• **WORK ITEM**
Could you copy out every line of the data where the word "Material" occurs?

(Dataset rows describing interfaces)
== == ==
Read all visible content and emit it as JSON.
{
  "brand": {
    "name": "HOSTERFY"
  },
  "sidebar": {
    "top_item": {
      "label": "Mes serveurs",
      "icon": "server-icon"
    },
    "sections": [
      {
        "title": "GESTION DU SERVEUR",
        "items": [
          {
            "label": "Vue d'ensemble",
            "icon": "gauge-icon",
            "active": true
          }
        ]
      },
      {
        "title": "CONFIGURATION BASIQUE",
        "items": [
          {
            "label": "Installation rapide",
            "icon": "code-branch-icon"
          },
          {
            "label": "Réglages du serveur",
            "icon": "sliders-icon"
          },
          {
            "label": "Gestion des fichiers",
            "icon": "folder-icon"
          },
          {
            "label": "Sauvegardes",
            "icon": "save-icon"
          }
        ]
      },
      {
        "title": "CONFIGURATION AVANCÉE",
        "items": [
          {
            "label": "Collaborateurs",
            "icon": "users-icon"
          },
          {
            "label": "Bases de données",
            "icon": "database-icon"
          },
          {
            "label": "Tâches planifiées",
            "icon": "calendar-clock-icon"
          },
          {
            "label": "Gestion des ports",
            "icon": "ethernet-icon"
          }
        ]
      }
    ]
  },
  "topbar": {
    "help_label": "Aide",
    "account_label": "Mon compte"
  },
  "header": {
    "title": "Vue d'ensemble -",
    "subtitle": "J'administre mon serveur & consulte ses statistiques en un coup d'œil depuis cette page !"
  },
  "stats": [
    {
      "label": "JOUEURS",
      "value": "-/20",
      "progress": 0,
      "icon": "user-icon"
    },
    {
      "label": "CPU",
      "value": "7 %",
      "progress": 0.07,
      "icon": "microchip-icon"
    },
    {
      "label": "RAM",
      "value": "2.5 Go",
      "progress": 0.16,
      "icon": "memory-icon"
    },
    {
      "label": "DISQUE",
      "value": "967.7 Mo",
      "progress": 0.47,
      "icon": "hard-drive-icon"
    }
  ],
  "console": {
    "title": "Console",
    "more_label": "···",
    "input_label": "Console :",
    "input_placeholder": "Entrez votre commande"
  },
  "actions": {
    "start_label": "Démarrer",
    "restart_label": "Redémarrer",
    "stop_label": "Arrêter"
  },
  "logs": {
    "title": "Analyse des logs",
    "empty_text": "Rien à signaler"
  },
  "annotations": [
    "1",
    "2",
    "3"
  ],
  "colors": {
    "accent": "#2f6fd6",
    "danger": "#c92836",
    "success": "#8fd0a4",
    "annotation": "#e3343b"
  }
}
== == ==
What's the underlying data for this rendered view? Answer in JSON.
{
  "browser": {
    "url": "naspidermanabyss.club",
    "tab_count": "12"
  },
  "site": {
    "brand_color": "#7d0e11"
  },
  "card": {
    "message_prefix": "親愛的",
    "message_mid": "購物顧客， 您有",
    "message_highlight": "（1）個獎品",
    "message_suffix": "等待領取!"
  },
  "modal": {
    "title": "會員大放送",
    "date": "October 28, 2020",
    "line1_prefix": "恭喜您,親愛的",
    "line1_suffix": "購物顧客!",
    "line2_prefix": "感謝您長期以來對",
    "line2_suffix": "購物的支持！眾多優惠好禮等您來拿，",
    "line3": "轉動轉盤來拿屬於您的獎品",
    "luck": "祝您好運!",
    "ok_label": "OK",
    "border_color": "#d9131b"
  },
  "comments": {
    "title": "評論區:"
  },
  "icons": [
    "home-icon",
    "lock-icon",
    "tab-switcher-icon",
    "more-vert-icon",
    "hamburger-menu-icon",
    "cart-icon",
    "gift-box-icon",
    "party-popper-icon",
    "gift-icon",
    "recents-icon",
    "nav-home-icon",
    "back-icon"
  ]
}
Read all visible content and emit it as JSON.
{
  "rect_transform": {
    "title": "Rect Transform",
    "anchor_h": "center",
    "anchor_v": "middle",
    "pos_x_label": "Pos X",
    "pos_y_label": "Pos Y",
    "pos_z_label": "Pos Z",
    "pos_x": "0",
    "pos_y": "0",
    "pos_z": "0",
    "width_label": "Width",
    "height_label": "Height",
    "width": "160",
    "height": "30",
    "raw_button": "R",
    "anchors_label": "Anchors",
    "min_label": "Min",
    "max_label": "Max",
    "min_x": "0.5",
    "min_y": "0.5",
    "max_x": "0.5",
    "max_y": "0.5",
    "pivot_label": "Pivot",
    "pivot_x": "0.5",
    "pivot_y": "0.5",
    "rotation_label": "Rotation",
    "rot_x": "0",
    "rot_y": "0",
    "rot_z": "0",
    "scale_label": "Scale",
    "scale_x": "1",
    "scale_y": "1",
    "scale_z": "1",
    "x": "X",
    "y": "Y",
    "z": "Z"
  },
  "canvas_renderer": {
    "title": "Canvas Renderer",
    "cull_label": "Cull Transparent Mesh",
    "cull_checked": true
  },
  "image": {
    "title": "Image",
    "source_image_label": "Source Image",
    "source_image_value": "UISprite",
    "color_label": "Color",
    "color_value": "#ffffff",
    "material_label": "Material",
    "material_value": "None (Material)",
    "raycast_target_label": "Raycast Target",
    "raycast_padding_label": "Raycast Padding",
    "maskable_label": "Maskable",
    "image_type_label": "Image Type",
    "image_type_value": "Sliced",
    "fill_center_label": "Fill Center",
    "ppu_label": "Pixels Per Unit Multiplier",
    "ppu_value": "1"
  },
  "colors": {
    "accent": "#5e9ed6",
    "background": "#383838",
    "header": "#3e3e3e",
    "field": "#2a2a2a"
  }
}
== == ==
• **FINISHED EXERCISE**
    "material_label": "Material",
    "material_value": "None (Material)",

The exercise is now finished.